**Activity:**
Filter the entries, keeping every line with the string "true".

**Provided records:**
▬▬▬▬▬▬

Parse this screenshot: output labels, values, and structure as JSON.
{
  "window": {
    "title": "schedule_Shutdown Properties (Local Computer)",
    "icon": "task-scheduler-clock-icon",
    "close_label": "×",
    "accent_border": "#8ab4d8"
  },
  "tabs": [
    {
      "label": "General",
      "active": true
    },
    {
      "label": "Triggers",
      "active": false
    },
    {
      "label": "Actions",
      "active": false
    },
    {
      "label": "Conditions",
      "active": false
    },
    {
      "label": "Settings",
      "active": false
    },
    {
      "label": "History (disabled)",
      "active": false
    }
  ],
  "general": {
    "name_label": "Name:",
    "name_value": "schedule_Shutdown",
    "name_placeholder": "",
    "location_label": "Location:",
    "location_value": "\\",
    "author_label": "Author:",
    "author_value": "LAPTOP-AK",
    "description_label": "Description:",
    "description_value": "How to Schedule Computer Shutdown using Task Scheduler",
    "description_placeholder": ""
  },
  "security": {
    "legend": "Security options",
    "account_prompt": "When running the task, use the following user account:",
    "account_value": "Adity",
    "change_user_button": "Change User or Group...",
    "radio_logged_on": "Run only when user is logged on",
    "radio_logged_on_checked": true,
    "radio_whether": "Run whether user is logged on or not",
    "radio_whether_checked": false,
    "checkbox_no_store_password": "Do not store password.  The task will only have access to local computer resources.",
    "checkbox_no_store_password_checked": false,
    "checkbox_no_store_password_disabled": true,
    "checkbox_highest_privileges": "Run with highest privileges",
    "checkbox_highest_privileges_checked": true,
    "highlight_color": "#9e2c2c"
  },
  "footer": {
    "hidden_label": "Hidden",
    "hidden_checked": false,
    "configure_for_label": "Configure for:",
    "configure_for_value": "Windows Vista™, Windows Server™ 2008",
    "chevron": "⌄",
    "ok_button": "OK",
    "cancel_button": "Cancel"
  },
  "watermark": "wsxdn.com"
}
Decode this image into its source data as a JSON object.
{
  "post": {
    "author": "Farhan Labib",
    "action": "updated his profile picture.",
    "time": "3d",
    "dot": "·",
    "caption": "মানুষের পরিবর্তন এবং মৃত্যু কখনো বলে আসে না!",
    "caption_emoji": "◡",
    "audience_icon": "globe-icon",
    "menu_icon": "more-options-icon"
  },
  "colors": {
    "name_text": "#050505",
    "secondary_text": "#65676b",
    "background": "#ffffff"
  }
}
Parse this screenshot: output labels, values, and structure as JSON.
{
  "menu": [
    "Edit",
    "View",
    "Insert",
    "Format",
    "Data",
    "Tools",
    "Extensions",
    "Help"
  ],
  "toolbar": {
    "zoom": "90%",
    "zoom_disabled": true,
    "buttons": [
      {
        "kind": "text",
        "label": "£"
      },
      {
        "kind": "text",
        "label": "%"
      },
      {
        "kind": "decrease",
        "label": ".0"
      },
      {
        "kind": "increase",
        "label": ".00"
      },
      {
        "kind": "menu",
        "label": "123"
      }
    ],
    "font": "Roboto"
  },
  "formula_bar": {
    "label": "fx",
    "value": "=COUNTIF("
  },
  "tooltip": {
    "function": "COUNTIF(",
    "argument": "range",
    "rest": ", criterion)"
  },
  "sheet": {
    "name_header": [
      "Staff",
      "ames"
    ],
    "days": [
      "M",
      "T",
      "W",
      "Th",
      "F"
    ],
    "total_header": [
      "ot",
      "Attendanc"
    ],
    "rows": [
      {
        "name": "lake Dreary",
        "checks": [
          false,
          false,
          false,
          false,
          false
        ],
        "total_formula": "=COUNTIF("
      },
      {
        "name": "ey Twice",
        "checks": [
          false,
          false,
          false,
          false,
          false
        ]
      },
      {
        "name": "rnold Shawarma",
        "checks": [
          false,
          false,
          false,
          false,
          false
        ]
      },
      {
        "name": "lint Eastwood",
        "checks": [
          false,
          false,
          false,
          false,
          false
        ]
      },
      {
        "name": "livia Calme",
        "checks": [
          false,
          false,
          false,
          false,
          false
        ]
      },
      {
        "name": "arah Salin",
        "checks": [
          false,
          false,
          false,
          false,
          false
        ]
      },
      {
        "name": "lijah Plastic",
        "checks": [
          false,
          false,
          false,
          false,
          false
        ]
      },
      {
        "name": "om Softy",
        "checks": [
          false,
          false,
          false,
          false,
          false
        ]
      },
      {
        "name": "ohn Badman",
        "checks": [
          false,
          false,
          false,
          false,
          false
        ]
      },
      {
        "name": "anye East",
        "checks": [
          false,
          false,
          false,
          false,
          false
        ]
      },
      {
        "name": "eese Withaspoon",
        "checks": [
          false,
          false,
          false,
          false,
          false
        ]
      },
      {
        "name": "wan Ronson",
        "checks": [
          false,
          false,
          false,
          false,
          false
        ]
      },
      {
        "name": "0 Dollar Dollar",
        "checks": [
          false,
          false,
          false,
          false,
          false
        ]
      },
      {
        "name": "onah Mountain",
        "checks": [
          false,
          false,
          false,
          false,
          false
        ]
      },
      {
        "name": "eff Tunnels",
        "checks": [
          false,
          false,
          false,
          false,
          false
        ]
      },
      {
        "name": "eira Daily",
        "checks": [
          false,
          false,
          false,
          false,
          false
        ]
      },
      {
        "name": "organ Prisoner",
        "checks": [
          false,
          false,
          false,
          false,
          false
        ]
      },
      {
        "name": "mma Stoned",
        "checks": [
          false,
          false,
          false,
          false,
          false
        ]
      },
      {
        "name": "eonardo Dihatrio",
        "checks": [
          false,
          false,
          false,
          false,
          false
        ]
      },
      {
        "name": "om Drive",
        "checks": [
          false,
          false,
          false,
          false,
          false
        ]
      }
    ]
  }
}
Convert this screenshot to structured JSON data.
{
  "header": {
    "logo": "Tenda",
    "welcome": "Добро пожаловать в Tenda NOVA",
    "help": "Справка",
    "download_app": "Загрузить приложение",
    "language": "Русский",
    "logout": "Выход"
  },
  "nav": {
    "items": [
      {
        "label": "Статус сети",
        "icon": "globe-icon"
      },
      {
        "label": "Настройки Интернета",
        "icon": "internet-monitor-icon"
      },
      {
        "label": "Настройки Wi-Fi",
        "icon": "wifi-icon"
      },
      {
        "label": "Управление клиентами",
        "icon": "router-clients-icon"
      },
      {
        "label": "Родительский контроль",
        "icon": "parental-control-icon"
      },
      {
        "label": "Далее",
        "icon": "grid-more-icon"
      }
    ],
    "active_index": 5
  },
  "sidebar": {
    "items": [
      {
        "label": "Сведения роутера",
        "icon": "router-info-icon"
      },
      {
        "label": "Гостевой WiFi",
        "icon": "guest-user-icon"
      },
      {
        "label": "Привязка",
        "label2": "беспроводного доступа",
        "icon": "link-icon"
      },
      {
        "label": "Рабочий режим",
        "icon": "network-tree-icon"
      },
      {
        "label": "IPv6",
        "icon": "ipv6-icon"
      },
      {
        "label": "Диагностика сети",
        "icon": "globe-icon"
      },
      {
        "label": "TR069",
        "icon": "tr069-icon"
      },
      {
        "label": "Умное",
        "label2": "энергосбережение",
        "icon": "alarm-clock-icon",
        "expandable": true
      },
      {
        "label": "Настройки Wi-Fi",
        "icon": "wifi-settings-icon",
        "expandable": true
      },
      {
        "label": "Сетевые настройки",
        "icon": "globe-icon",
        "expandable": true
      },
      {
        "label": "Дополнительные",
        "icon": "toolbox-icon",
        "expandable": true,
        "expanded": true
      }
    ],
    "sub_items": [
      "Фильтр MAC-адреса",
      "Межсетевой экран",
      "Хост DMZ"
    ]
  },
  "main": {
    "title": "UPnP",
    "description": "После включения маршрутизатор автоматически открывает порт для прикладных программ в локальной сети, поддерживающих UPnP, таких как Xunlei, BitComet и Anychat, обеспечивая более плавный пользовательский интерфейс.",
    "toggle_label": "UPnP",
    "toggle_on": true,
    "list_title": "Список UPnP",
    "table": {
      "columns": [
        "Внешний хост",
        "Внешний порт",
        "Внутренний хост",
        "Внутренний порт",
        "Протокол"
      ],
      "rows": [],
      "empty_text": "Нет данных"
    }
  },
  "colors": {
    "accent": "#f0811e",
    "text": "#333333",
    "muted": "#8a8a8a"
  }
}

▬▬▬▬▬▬

**Solution:**
      "active": true
    "radio_logged_on_checked": true,
    "checkbox_no_store_password_disabled": true,
    "checkbox_highest_privileges_checked": true,
    "zoom_disabled": true,
        "expandable": true
        "expandable": true
        "expandable": true
        "expandable": true,
        "expanded": true
    "toggle_on": true,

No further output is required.